Arnold Clark chief executive Eddie Hawthorne has told AM that he initially felt that the COVID-19 coronavirus crisis would be “over by Easter”, but now concedes it has fundamentally changed car retail.
Hawthorne said that his first reaction had been that the health crisis would have “all blown over in two to three weeks” but asked “how naive was I?” in an honest appraisal of his initial reaction to the crisis as he discussed its eventual impact on the Glasgow-based AM100 group.
Arnold Clark’s leadership team did ultimately take the decision to close its 200 dealerships in the first week of March, well before Prime Minister Boris Johnson’s official decision to implement the March 24 COVID-19 lockdown, and Hawthorne said that he has been “extremely impressed” by the response of its 11,500 colleagues.
“There have been temporary reductions in pay for those on furlough and senior members of staff who kept on working, as well as concerns about health and safety, but the overall response by the business has been phenomenal,” said the boss of the group, which won the AM Awards 2020's Dealer Group of the Year, Best Dealer Group (more than 10 sites) and Best Used Car Dealer Group (franchised and independent) accolades.
Hawthorne told AM that the group was currently managing to sell around 750 cars each day, with the support of its established online sales team and specialist click and collect vehicle handover centres.
Folllowing their June 1 reopening, its English car retail sites are handling around 75% of their usual sales volume.
The group maintained around 22% of its aftersales business in May, rising to 50% this month and Hawthorne said that the business intends to have around 75% of its technicians back by the end of this month.
Last year Arnold Clark's annual financial results for the year up to December 31, 2018, revealed a 6.5% increase in pre-tax profits (to £113.5m) turnover rose by 7.8% (to £4.24bn) after growth in used car sales volumes helped to counteract the effects of a decline car retail market.
But, fresh from getting the group's 2019 financial results "over the line", Hawthorne said that the group was “starting June with a loss and we’ve yet to determine exactly how big that will be.”
He added: “We won’t make the money that we made last year.

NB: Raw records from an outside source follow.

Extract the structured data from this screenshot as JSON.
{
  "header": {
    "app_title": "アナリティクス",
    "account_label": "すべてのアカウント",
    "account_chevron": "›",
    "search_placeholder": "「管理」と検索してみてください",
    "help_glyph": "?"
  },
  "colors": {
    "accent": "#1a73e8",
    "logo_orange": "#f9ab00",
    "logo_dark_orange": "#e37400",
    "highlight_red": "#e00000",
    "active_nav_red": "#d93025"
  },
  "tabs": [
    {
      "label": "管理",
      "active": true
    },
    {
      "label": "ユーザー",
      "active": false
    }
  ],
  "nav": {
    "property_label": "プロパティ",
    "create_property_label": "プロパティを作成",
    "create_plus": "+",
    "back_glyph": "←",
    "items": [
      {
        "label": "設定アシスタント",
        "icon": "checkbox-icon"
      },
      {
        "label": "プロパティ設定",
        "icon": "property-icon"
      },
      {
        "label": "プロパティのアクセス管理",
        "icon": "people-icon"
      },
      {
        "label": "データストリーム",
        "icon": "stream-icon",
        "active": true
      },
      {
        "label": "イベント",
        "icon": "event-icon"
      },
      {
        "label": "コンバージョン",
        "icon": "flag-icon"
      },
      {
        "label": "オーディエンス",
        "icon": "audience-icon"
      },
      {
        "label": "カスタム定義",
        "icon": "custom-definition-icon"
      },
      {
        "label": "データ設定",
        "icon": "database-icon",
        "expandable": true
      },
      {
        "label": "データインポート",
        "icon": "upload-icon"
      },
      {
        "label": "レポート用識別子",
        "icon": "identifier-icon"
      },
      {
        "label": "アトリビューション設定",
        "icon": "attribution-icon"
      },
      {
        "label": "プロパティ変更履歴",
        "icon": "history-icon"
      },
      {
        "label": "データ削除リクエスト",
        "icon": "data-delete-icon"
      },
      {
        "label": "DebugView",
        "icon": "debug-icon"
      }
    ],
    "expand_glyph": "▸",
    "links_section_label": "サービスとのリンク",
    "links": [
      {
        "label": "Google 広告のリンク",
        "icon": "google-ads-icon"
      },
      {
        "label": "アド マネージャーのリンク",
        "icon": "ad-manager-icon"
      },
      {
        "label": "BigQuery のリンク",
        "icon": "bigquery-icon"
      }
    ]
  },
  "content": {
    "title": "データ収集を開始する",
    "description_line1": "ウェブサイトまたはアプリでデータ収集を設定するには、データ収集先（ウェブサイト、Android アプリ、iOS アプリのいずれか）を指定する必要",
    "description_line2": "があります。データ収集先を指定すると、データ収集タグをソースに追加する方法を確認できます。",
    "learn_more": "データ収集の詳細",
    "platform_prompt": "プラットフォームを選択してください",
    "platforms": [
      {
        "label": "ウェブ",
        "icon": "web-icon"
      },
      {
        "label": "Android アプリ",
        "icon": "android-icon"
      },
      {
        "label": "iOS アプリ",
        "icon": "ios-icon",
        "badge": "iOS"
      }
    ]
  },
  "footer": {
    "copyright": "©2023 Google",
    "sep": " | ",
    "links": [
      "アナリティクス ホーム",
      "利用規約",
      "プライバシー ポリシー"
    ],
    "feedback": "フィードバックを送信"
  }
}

I’d like to think that we could (achieve profitability) but if that number is a negative then we are pretty resigned to that and we have to reason that there was a good reason for that.”
Arnold Clark still has around 8,500 of its staff on furlough under the Government’s coronavirus job retention scheme (CJRS).
In England around 60% of staff are now back at work, Hawthorne said.
“The challenge we have in returning staff is that when you have 20% of your staff in a dealership it’s quite easy to implement social distancing measures,” he said. “As that number rises it gets increasingly difficult.”
As well as video training videos designed to prepare staff for their safe return to work, Hawthorne said that he has been sending out weekly memos to keep staff updated about the progress of the business and the health and safety measures it has taken.
He said: “I’ve made it extremely clear to all our staff that COVID has fundamentally changed the business. The Arnold Clark they left in mid-March is not the Arnold Clark that they will be returning to.”
Looking towards a restructure
Asked about Lookers’ recently announced plans to close 12 more of its dealerships and make up to 1,500 staff redundant to save cash following issues in the business which had already been announced prior to the COVID crisis, Hawthorne said that he expected businesses across the sector to struggle.
He said that Arnold Clark had accelerated its own plans to close “a handful of smaller showrooms and other which do not make economic sense” as a result of the COVID-19 crisis.
But Hawthorne added that the group also planned to proceed with plans to open “two or three” new dealerships in England over the coming three months.
“Like any business we’re going to look at restructuring,” he said, but part of the plan remained to “protect as many jobs as we can”.
Hawthorne said that the Arnold Clark business was financially strong and had gained support from its banks and other lenders during lockdown.
But he warned that the fast start demanded by some car manufacturers could threaten smaller, more vulnerable car retail businesses.
He said: “You simply cannot simply start aiming to achieve a certain sales volume by the end of June. You’ll have dealers at different stages of financial viability. Just to go back to where we were pre-lockdown isn’t an option anymore.
“We are not going to go back to where we were because just sitting on huge a huge stock of vehicles like we were and shifting them out at pace cannot happen when the demand’s not there.”